As soon as you have selected the source branch and target branch you will get a more extended form where you can give a title and description to your Pull Request, and assign who needs to review your work. If you’re using Azure DevOps Boards, you can also link the development ticket.
As soon as everything is setup properly, you can hit the Create button at the end of the form
As a result, we can see the created Pull Request:
If we take a closer look at the created Pull Request, we can see at first that the Pull Request received the status “Active”, meaning that it isn’t reviewed yet. What we can see as well is that “No merge conflicts” were found. When you create a Pull Request, Azure DevOps is going to check if there might be merge conflicts, if there are it will be shown clearly. In that case, you’ll need to handle the merge conflicts first.
How to review a Pull Request?
When a Pull Request (PR) is assigned to you, you can easily open the Pull Request by navigating to the Pull requests screen as mentioned above and clicking on the specific Pull Request.

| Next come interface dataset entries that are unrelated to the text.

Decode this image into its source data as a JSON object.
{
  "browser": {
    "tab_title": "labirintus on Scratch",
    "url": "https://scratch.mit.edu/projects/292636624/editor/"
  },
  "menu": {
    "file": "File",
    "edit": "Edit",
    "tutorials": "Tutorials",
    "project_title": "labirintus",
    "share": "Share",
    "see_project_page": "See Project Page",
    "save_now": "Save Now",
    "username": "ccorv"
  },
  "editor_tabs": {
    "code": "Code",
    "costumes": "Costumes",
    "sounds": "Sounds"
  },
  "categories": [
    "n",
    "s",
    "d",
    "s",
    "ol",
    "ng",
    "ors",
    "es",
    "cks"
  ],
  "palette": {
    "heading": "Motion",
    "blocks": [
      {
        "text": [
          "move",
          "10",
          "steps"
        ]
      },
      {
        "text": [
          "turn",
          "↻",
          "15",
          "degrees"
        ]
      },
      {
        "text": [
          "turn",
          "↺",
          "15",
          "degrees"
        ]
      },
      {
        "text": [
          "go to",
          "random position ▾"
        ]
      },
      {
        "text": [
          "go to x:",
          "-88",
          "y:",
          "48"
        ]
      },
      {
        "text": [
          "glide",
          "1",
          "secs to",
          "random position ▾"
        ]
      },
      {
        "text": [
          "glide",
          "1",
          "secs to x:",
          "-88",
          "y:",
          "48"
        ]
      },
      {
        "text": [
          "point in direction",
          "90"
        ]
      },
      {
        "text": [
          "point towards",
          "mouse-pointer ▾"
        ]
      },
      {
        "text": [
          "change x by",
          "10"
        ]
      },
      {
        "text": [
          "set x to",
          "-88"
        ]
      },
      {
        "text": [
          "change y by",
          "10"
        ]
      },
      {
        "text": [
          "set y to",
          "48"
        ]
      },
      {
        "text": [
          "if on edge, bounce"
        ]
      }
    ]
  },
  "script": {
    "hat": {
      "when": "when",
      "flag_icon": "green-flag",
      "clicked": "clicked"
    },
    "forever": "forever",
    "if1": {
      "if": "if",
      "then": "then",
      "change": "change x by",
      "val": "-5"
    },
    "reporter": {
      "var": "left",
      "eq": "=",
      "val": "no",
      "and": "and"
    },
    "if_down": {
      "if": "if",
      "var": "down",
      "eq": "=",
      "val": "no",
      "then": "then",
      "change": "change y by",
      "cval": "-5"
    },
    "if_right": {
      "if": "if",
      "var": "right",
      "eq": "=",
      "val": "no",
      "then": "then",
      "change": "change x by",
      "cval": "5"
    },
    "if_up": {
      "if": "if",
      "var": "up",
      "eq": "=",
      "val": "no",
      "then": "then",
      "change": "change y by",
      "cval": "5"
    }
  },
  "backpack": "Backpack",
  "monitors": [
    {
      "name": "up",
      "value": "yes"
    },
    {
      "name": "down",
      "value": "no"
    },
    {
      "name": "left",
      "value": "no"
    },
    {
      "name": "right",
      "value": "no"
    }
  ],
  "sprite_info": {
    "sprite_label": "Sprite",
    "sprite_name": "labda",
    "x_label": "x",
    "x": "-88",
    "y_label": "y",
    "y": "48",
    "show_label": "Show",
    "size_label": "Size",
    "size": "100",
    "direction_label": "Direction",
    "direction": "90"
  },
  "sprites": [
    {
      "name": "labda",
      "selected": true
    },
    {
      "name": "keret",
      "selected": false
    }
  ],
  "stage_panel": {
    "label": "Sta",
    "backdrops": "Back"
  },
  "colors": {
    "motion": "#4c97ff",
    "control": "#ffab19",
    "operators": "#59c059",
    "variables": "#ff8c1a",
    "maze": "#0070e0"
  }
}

As soon as you have opened the Pull Request, go to Files and you can start reviewing.
As you can see in the screenshot above, a change was made to the DimProductCategory.sql file. A column called DutchProductCategoryName was added to the SQL file.
How to approve a Pull Request?
The approval process in Azure DevOps is very straightforward. To approve a Pull request we just need to click the Approve button on the top right corner and as soon as we have confirmed, the Complete button will appear next to it. To finalize the Pull Request we just need to click on the Complete button.
By hitting the complete button, the merge between the feature/dwh-1 branch and the master branch will be executed as soon as we click the complete merge button.
As soon as we have confirmed, the status of the Pull Request will change to Completed.
As soon as the status changes to Completed, our feature/dwh-1 branch will be deleted automatically as well. By using Pull Requests, you are avoiding a lot of manual branch maintenance.
How to Reject/Disapprove a Pull Request?
To show you how to reject a Pull Request, I have created a new branch feature/dwh-2 where I added a new column into the DimProductCategory.sql file. Due to a mistake, I made a typo in the column name. In this case, my colleague can do 3 different things.
- Let me know that I introduced a typo, and make me adjust it before approving the Pull Request.
- Reject the Pull Request and inform me of the reason why it got rejected in a comment. By using Reject, you give clear feedback that the changes are not ok.
- Use the Waiting for Author, which is a more friendly way to inform the Pull Request creator that there are some adjustments to be made.
To give this feedback on the Pull Request, you need to navigate to the top right corner on the Pull Request and use the downward arrow next to Approve.
As soon as you have selected your choice, make sure to add a comment on the Pull Request as well to explain why you have chosen that specific status. Import to know is that as long as the status remains on “Wait for author” or “Reject” the Pull Request can’t be completed.
In my example, I have chosen to set the feedback status to “Wait for author”. This will block other approvers to complete the Pull Request (if you have provided multiple approvers in the Pull Request). Now I want to provide my feedback to the developer by adding a comment on the Pull Request.
As soon as the typo has been resolved, the Pull Request creator can go to the comment and hit the “Resolve” button.